Very little is known[edit]

The editor seems to have very little else to say. This over-worked expression has to go. It is overworked.Dave (talk) 01:50, 11 September 2010 (UTC)

Magical Nuragics[edit]

There are no Nuragics. The term was given by archaeologists to a Bronze Age civilization on Sardinia and elsewhere. We can't just jump them to the 2nd century BC. The Bronze Age people might be unrelated to any subsequent people there. That is the sort of connection you would have to prove in a professional article. Here it is original research. I'm altering the capton of the pic.Dave (talk) 02:16, 11 September 2010 (UTC)

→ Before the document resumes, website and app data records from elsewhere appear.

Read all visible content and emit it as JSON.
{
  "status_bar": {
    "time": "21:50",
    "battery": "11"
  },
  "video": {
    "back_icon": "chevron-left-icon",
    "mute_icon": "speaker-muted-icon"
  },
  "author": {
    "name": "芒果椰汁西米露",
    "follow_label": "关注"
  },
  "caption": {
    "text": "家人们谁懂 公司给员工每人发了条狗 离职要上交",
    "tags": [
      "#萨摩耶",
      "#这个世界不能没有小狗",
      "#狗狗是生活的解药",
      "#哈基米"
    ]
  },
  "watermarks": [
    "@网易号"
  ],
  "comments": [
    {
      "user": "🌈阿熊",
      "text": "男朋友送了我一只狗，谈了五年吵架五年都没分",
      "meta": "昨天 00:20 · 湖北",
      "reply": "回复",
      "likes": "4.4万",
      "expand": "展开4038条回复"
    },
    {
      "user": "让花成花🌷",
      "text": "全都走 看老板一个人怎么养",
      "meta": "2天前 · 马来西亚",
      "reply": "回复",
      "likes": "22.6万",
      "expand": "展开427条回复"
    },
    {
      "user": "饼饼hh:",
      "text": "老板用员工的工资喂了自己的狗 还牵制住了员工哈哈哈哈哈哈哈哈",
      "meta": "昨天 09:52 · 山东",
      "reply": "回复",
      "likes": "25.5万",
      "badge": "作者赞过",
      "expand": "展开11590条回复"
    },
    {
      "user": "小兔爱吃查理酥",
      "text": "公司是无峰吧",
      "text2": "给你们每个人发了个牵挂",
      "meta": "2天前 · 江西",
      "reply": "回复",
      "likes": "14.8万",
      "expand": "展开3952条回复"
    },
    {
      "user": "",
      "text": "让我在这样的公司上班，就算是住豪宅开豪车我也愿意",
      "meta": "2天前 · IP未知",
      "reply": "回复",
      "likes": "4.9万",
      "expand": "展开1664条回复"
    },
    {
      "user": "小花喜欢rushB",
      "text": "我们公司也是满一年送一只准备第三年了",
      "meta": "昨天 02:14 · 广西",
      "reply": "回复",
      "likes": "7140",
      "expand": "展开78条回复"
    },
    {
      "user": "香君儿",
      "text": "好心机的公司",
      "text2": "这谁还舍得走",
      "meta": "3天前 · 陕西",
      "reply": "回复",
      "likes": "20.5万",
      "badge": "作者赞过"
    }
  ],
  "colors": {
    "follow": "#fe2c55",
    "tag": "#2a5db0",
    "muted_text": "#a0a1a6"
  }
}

OK, I read the Nuragic article quickly. I think that one needs a lot of work also. I'm going to add it to my list. I don't know if they were still building the nuragi in the 2nd century BC. I do know that over that length of time neither the language nor the ethnicity can be the same. Besides the Bronze Age nuragi were not confined to Sardinia. Let's not make assuptions in this article. The map is not one of Nuragic structures. We can't assume the people on the map have anything at all to do with Nuragi. Castles are something similar. The castle has been around for quite a long time. That does not warrant a presumption of some ethnicity and language speakers, "castle-builder." The issue should be addressed in the Nuragic article.Dave (talk) 02:36, 11 September 2010 (UTC)
    • ^ NOTE: This classification is largely based on linguistical methods, but also ethnic, cultural and political ones and not all of them have to correspond at the same time.